Co- and super-infection: persistent replication of both HIV-1 strains?
L Perrin, Laboratory of Virology Geneva University, Switzerland
BACKGROUND: In co-infected individuals two or more HIV-1 strains established close to the time of PHI (primary HIV infection, aka acute HIV infection), whereas in super-infection a second strain established several months to years after PHI. Does this lead over time to differential replication of the strains?
PATIENTS AND METHODS: Three intravenous drug users (IVDUs) co-infected with B subtype and CRF-11, two IVDUs initially infected with B subtype and later on infected with CRF-11. Population sequencing of reverse transcriptase, protease and gag p24, subtype-specific nested PCR with a first generic PCR (amplification of a 1397 bp gag/pol fragment -1872-3251 in ref to HXB2-) followed by a nested B and CRF-11- specific PCR. Population sequencing of the B and CRF-11 amplicons.
RESULTS: Using subtype-specific PCR and limiting dilutions with constant amount of the heterologous subtype (250000 HIV-1 RNA copies) and decreasing amount of the homologous subtype (1000-10 HIV-1 RNA copies), the detection limit was <10 copies of the homologous subtype in 250000 copies of the heterologous subtype, and there was no amplification of the heterologous subtype in presence of 250000 copies. In the three co-infected patients, both CRF-11 and B sub-types were detected in plasma and proviral DNA analysed over a follow-up of 14, 20 and 24 months, respectively. Two of the three patients had viraemia >400000 copies/ml during the follow-up. A genetic tree based on sequences of the B-specific amplicons of 10 IVDUs infected with B subtypes and of the three co-infected patients indicated that two of three co-infected patients were infected with different B strains. The two super-infected patients, initially infected by a B subtype, can be referred as LTNPs since they control their viraemia without treatment to <50 copies/ml and had <500 CD4/mm 3 for, respectively, 3 and 5 years before becoming infected with CRF-11. In these two patients, super-infection with CRF-11 was associated with high viraemia, steep drop in CD4 and an acute retroviral syndrome (ARS). CFR-11 was the only detectable subtype in the plasma at the time of super-infection and later on in follow-up samples. Both sub-types were detectable in proviral DNA after the super-infection and during the follow-up. Genetic trees performed on B and CRF-11 amplicons indicate that the patients were initially infected with different B strains, whereas results for CRF-11 were inconclusive due to the high degree of homogeneity of sequences of the CRF-11 amplicons for both the super-infected IVDUs and other IVDUs infected with CRF-11 only.

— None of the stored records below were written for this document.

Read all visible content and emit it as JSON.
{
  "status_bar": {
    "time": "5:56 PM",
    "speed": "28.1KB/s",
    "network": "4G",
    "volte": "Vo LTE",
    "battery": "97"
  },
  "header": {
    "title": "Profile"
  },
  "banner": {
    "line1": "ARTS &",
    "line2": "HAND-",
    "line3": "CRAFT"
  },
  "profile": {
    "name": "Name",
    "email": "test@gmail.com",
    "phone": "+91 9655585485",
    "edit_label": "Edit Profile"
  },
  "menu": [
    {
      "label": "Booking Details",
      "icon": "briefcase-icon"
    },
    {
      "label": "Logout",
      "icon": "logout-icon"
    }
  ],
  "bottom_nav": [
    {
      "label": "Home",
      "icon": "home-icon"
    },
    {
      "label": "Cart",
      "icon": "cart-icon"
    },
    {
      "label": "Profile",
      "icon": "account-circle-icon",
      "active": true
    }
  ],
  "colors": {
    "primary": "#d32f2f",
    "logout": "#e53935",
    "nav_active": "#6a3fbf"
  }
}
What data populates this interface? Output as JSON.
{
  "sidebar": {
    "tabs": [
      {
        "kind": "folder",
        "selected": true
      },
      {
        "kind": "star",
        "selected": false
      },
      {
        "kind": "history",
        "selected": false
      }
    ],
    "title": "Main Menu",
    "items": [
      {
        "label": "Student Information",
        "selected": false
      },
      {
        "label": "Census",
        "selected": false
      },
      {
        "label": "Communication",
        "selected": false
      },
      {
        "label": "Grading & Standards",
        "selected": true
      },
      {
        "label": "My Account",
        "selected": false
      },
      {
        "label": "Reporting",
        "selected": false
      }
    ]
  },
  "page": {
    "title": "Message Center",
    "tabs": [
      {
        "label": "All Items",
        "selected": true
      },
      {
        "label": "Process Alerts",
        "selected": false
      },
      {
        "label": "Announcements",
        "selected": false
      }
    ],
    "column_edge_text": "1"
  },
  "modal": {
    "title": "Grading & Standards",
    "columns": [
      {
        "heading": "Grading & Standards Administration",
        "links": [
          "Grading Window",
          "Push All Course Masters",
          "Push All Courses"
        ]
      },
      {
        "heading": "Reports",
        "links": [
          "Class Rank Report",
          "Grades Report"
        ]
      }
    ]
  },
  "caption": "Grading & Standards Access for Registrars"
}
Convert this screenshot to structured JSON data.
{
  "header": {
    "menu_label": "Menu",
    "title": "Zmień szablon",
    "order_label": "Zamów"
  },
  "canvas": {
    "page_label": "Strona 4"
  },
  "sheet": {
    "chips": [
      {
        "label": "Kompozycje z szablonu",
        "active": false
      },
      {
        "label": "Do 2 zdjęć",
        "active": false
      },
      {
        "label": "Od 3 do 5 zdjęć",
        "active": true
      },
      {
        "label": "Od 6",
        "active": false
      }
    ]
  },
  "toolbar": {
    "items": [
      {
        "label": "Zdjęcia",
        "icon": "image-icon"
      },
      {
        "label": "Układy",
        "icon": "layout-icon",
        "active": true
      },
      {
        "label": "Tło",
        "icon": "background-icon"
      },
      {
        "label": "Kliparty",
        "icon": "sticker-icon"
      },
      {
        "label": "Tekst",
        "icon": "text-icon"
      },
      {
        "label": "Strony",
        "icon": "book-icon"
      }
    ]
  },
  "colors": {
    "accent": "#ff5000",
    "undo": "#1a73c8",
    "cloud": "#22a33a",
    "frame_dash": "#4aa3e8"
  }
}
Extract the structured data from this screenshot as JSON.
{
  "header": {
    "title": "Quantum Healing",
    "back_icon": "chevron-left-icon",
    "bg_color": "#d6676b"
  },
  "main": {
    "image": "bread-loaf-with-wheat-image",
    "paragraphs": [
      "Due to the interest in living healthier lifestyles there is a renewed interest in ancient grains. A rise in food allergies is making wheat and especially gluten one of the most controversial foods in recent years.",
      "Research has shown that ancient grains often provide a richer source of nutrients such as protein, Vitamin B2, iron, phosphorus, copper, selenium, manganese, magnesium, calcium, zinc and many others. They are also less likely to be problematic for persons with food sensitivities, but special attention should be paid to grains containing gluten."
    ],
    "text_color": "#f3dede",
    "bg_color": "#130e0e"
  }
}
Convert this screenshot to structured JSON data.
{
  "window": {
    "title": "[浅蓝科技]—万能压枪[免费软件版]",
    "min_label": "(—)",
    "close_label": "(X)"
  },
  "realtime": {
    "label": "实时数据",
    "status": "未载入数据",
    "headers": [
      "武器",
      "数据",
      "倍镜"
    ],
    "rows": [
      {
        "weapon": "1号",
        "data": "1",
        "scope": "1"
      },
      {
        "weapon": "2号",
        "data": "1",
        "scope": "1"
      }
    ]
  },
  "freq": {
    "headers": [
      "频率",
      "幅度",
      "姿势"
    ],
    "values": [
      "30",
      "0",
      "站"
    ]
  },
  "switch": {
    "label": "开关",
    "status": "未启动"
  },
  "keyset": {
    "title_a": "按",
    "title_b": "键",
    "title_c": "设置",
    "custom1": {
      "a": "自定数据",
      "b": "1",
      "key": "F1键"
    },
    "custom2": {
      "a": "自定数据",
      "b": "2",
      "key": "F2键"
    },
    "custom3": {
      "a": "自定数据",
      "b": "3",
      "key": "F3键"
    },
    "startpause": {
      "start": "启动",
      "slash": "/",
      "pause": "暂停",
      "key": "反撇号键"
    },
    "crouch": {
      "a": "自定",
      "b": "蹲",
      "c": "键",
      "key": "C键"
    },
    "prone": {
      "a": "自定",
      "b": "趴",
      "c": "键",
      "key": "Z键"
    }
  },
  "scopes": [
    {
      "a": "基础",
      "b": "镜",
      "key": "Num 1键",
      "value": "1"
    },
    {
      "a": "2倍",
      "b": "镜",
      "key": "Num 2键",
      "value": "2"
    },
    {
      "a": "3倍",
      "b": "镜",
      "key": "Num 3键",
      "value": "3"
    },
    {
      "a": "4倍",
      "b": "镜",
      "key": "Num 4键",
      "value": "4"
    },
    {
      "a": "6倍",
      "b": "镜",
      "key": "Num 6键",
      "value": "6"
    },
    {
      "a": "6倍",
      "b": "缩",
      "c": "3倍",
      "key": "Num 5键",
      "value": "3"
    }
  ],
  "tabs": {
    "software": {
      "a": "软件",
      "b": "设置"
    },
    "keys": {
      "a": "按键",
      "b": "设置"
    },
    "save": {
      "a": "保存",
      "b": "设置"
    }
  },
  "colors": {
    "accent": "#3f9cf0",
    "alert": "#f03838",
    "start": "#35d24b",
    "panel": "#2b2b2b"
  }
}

CONCLUSIONS: In co-infected patients both HIV-1 subtypes persist during the follow-up, whereas in super-infected patients, despite massive immune activation associated with the ARS at the time of super-infection, only the second strain was detectable in plasma.